Tantrums are a normal and healthy part of life with a toddler but that doesn’t mean that boundary testing won’t send you bonkers! Remember that all children want to express emotions and feel understood, and your job is to respond rather than react.
Clear communication can minimise the risk of a meltdown; pre-empt environments, situations and circumstances that are likely culprits and explain beforehand what the expected and acceptable behavior is. If, for example, supermarket check-out sweets always cause a public outburst, try explaining to your child beforehand that they wont be having any till treats, however, if they behave they can have a reward chart sticker when you get home.
Distracting your child by actively involving them in situations can help. This may require you to summon more energy than you feel a trip to the chemist warrants but by bringing your toddler into the trip, rather than expecting them to remain passive and pliant observers, you may make life easier in the long run. Ask them to hold the shopping list or put items in the basket for example.
If the worst does happen and you find yourself in the midst of a meltdown wait, for your toddler to peak, their safety and your sanity is of primary importance, and it is hard to reason with a distressed toddler. Let them get the bulk of their tantrum out of their system and remember that despite appearances to the contrary they seek your love and support. Ask them to communicate clearly what the problem is and explain that you cannot understand or help them when they get so upset.
Tantrum types & tonics
Tantrum types require different tonics; ‘the fake fuss’ tantrum is usually just hot air and a pretty blatant attempt at getting an object of desire. Ignore it and the wind often leaves the stroppy sails pretty quickly.
The ‘situation strop’ requires a calm consistency to ensure you don’t elevate the unwanted behavior by responding to it.
A ‘muddled meltdown’ prompted by a change in circumstance warrants help and assistance. Acknowledge what underlying factors could be impacting internally and work to ease the worry.
Communication is crucial for prolonged periods of calm but wobbles will happen and when they do try to respond rather than react, view them as learning opportunities. Consider the variables that help or hinder your child’s mood; are they tired or hungry or consuming too much sugar? Are they worried about something or bored?
Remember that you can implement boundaries positively and discipline with respect and validation; shouting back can often exacerbate a volatile situation. When athletes refer to a ‘disciplined training schedule’ they mean commitment and consistency and the same skills apply to raising children.

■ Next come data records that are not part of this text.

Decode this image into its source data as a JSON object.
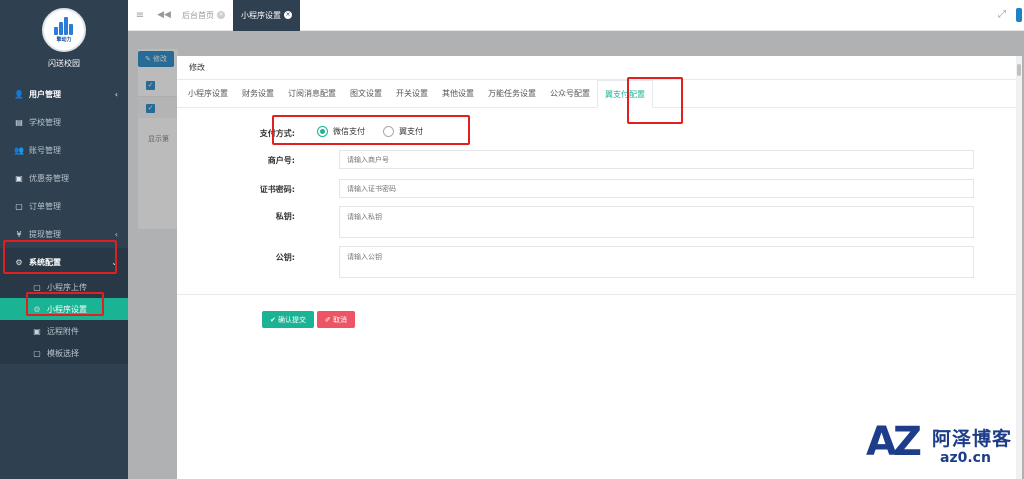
{
  "sidebar": {
    "logo_text": "擎动力",
    "app_name": "闪送校园",
    "items": [
      {
        "label": "用户管理",
        "icon": "user-icon",
        "glyph": "👤",
        "arrow": "‹"
      },
      {
        "label": "学校管理",
        "icon": "school-icon",
        "glyph": "▤"
      },
      {
        "label": "账号管理",
        "icon": "users-icon",
        "glyph": "👥"
      },
      {
        "label": "优惠劵管理",
        "icon": "coupon-icon",
        "glyph": "▣"
      },
      {
        "label": "订单管理",
        "icon": "order-icon",
        "glyph": "▢"
      },
      {
        "label": "提现管理",
        "icon": "yen-icon",
        "glyph": "¥",
        "arrow": "‹"
      },
      {
        "label": "系统配置",
        "icon": "gear-icon",
        "glyph": "⚙",
        "arrow": "⌄"
      }
    ],
    "sub_items": [
      {
        "label": "小程序上传",
        "icon": "upload-icon",
        "glyph": "▢"
      },
      {
        "label": "小程序设置",
        "icon": "gear-icon",
        "glyph": "⚙"
      },
      {
        "label": "远程附件",
        "icon": "attachment-icon",
        "glyph": "▣"
      },
      {
        "label": "模板选择",
        "icon": "template-icon",
        "glyph": "▢"
      }
    ]
  },
  "topbar": {
    "tabs": [
      {
        "label": "后台首页"
      },
      {
        "label": "小程序设置"
      }
    ],
    "active_tab": 1
  },
  "background": {
    "edit_label": "✎ 修改",
    "show_text": "显示第"
  },
  "modal": {
    "title": "修改",
    "tabs": [
      "小程序设置",
      "财务设置",
      "订阅消息配置",
      "图文设置",
      "开关设置",
      "其他设置",
      "万能任务设置",
      "公众号配置",
      "翼支付配置"
    ],
    "active_tab": 8,
    "form": {
      "pay_method_label": "支付方式:",
      "pay_options": [
        {
          "label": "微信支付",
          "checked": true
        },
        {
          "label": "翼支付",
          "checked": false
        }
      ],
      "merchant_label": "商户号:",
      "merchant_placeholder": "请输入商户号",
      "cert_label": "证书密码:",
      "cert_placeholder": "请输入证书密码",
      "private_key_label": "私钥:",
      "private_key_placeholder": "请输入私钥",
      "public_key_label": "公钥:",
      "public_key_placeholder": "请输入公钥"
    },
    "submit_label": "✔ 确认提交",
    "cancel_label": "✐ 取消"
  },
  "watermark": {
    "az": "AZ",
    "cn": "阿泽博客",
    "url": "az0.cn"
  },
  "colors": {
    "sidebar_bg": "#2f4050",
    "accent": "#1ab394",
    "primary": "#1c84c6",
    "danger": "#ed5565",
    "highlight": "#e02020"
  }
}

Be alert to the possibility that some tantrums may result from unrealistic demands of the parents as well as those of the child. Do you have age appropriate expectations of your toddler? Are you allowing them the freedom to express themselves in a healthy, heard fashion? Controlling children too closely limits their ability to think for themselves and makes it hard to learn who they are and what they want.